A nationally recognized Indigenous artist is eyeing a mural in Melfort as one of his next big projects.
Jerry Whitehead, originally from James Smith Cree Nation, currently has his work on display at Melfort’s Sherven-Smith Art Gallery in the Kerry Vickar Centre.
Many of his paintings depict colourful pow wow scenes, something he was exposed to growing up watching his family members dance in cultural celebrations.
“A lot of it relates to family, it also relates to nature and stuff, my influences growing up as a child,” said Whitehead.
“My mom, she used to do a lot of crafts, like colourful braided rugs that really influenced me a lot, too.”
Whitehead is hoping the exhibit sparks more of an artistic footprint in Melfort, leading to a mural somewhere along the highway that runs through town.
“I want it to be real visible,” he said.
“Murals are interesting. They’ve been really popular in the last few years all over the world, it’s just like everybody’s getting on the bandwagon with them. It’s a good way of beautifying a city or a town.”

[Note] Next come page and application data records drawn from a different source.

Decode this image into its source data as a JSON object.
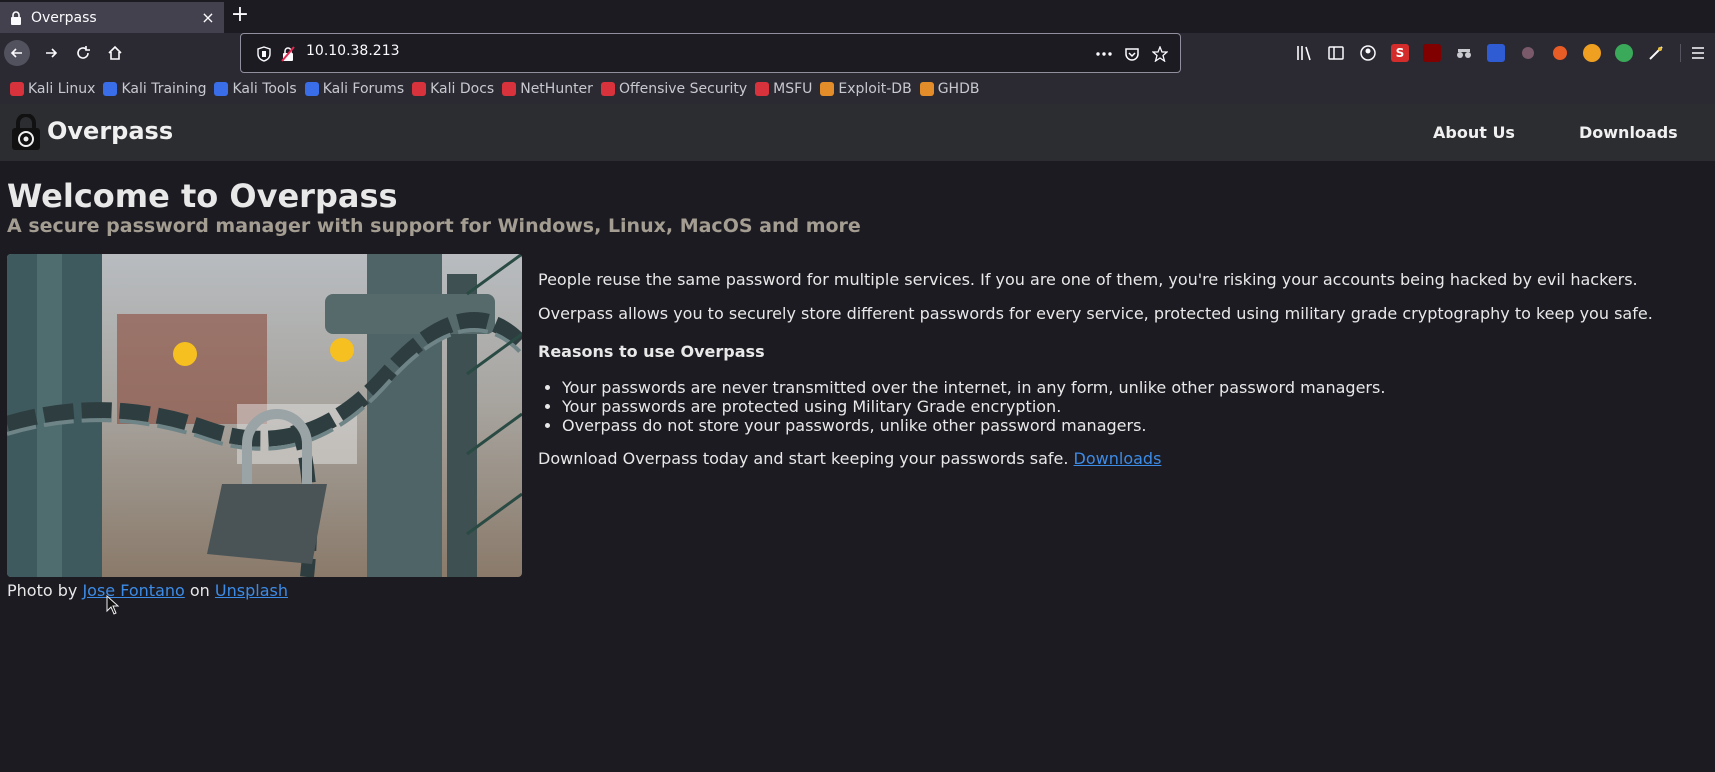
{
  "browser": {
    "tab": {
      "title": "Overpass",
      "close_glyph": "×"
    },
    "new_tab_glyph": "+",
    "url": "10.10.38.213",
    "bookmarks": [
      {
        "label": "Kali Linux",
        "color": "#d8333c"
      },
      {
        "label": "Kali Training",
        "color": "#3a6ee8"
      },
      {
        "label": "Kali Tools",
        "color": "#3a6ee8"
      },
      {
        "label": "Kali Forums",
        "color": "#3a6ee8"
      },
      {
        "label": "Kali Docs",
        "color": "#d8333c"
      },
      {
        "label": "NetHunter",
        "color": "#d8333c"
      },
      {
        "label": "Offensive Security",
        "color": "#d8333c"
      },
      {
        "label": "MSFU",
        "color": "#d8333c"
      },
      {
        "label": "Exploit-DB",
        "color": "#e28d2a"
      },
      {
        "label": "GHDB",
        "color": "#e28d2a"
      }
    ]
  },
  "site": {
    "brand": "Overpass",
    "nav": {
      "about": "About Us",
      "downloads": "Downloads"
    },
    "heading": "Welcome to Overpass",
    "subheading": "A secure password manager with support for Windows, Linux, MacOS and more",
    "credit": {
      "prefix": "Photo by",
      "author": "Jose Fontano",
      "middle": "on",
      "source": "Unsplash"
    },
    "intro1": "People reuse the same password for multiple services. If you are one of them, you're risking your accounts being hacked by evil hackers.",
    "intro2": "Overpass allows you to securely store different passwords for every service, protected using military grade cryptography to keep you safe.",
    "reasons_title": "Reasons to use Overpass",
    "reasons": [
      "Your passwords are never transmitted over the internet, in any form, unlike other password managers.",
      "Your passwords are protected using Military Grade encryption.",
      "Overpass do not store your passwords, unlike other password managers."
    ],
    "cta_text": "Download Overpass today and start keeping your passwords safe.",
    "cta_link": "Downloads"
  },
  "colors": {
    "accent_link": "#3c8ce7",
    "subheading": "#a49d91",
    "header_bg": "#2c2d31",
    "page_bg": "#1c1b22"
  }
}
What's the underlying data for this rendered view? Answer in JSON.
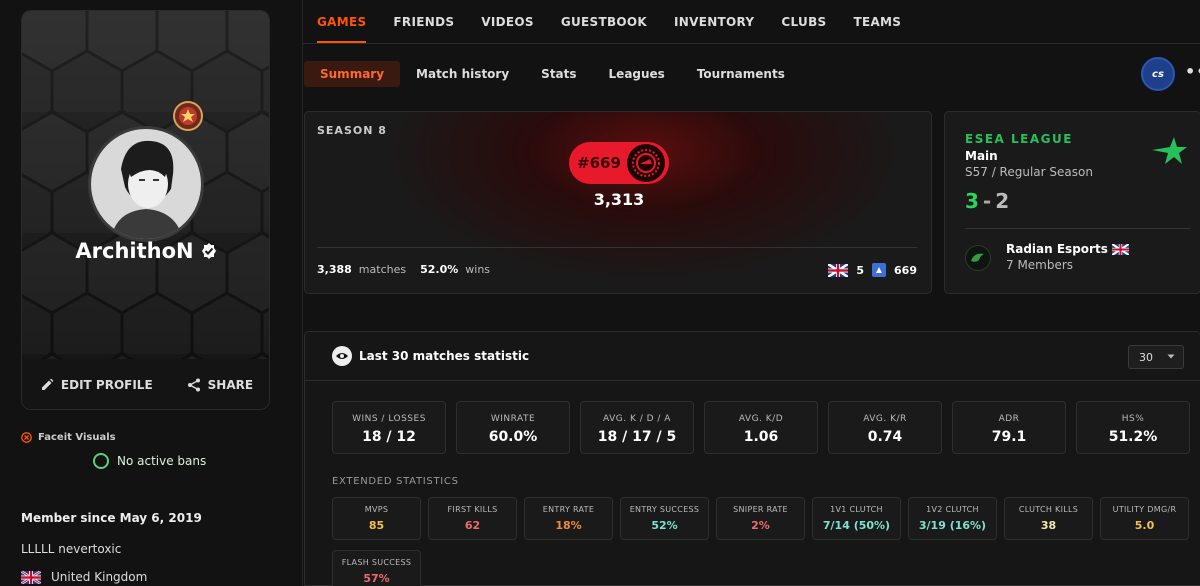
{
  "profile": {
    "username": "ArchithoN",
    "edit_label": "EDIT PROFILE",
    "share_label": "SHARE",
    "visuals_label": "Faceit Visuals",
    "bans_label": "No active bans",
    "member_since": "Member since May 6, 2019",
    "bio": "LLLLL nevertoxic",
    "country": "United Kingdom"
  },
  "nav": {
    "tabs": [
      "GAMES",
      "FRIENDS",
      "VIDEOS",
      "GUESTBOOK",
      "INVENTORY",
      "CLUBS",
      "TEAMS"
    ],
    "active": "GAMES"
  },
  "subnav": {
    "tabs": [
      "Summary",
      "Match history",
      "Stats",
      "Leagues",
      "Tournaments"
    ],
    "active": "Summary",
    "game_badge": "cs",
    "more": "•••"
  },
  "season": {
    "label": "SEASON 8",
    "rank": "#669",
    "elo": "3,313",
    "matches_value": "3,388",
    "matches_label": "matches",
    "wins_value": "52.0%",
    "wins_label": "wins",
    "country_rank": "5",
    "region_rank": "669"
  },
  "league": {
    "title": "ESEA LEAGUE",
    "division": "Main",
    "season": "S57 / Regular Season",
    "wins": "3",
    "dash": "-",
    "losses": "2",
    "team_name": "Radian Esports",
    "team_members": "7 Members"
  },
  "stats": {
    "title": "Last 30 matches statistic",
    "select_value": "30",
    "main": [
      {
        "label": "WINS / LOSSES",
        "value": "18 / 12"
      },
      {
        "label": "WINRATE",
        "value": "60.0%"
      },
      {
        "label": "AVG. K / D / A",
        "value": "18 / 17 / 5"
      },
      {
        "label": "AVG. K/D",
        "value": "1.06"
      },
      {
        "label": "AVG. K/R",
        "value": "0.74"
      },
      {
        "label": "ADR",
        "value": "79.1"
      },
      {
        "label": "HS%",
        "value": "51.2%"
      }
    ],
    "extended_label": "EXTENDED STATISTICS",
    "extended": [
      {
        "label": "MVPS",
        "value": "85",
        "color": "#f2c24a"
      },
      {
        "label": "FIRST KILLS",
        "value": "62",
        "color": "#ef6b6b"
      },
      {
        "label": "ENTRY RATE",
        "value": "18%",
        "color": "#f08a3a"
      },
      {
        "label": "ENTRY SUCCESS",
        "value": "52%",
        "color": "#7fe0d4"
      },
      {
        "label": "SNIPER RATE",
        "value": "2%",
        "color": "#ef6b6b"
      },
      {
        "label": "1V1 CLUTCH",
        "value": "7/14 (50%)",
        "color": "#7fe0d4"
      },
      {
        "label": "1V2 CLUTCH",
        "value": "3/19 (16%)",
        "color": "#7fe0d4"
      },
      {
        "label": "CLUTCH KILLS",
        "value": "38",
        "color": "#f2e7a8"
      },
      {
        "label": "UTILITY DMG/R",
        "value": "5.0",
        "color": "#f2c24a"
      },
      {
        "label": "FLASH SUCCESS",
        "value": "57%",
        "color": "#ef6b6b"
      }
    ]
  },
  "colors": {
    "accent": "#ff5500",
    "rank_red": "#e8192a",
    "esea_green": "#26c15b"
  }
}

Whitehead left James Smith Cree Nation when he attended residential school in Prince Albert. Following high school graduation, he moved to Halifax, Nova Scotia for art school, eventually making his way to his current home in Vancouver.
There, he estimates he’s done between 20 and 30 murals – one on a seven-story building and another on a retaining wall that’s three blocks long.
On top of adding colour to public spaces, Whitehead said murals can spread a celebratory message about Indigenous ways of life.
That’s what he hopes the current exhibit provides to people in the Melfort area.
Although it wasn’t intentional, according to Whitehead, the start of the exhibit coincided with the first anniversary of the mass stabbings at James Smith at the beginning of September. The killing left 11 people dead and another 17 injured.
“I hope it encourages a lot of the younger people there, especially from my home community to think of art as another way. I’ve done it all my life so it’s probably the biggest encouragement I could give them,” said Whitehead.
“Coming from that area, you don’t expect to have your art there. It’s like coming full circle for me.”
Whitehead said he grew up drawing “like any other kid.” However, he often used alternative materials to sketching pencils, such as ashes from a fire or lead from his father’s bullets.
He said he would likely come up with a new piece for a mural in Melfort, and is hoping to fulfill the project next summer.
The exhibit at the Kerry Vickar Centre runs until Sept. 30.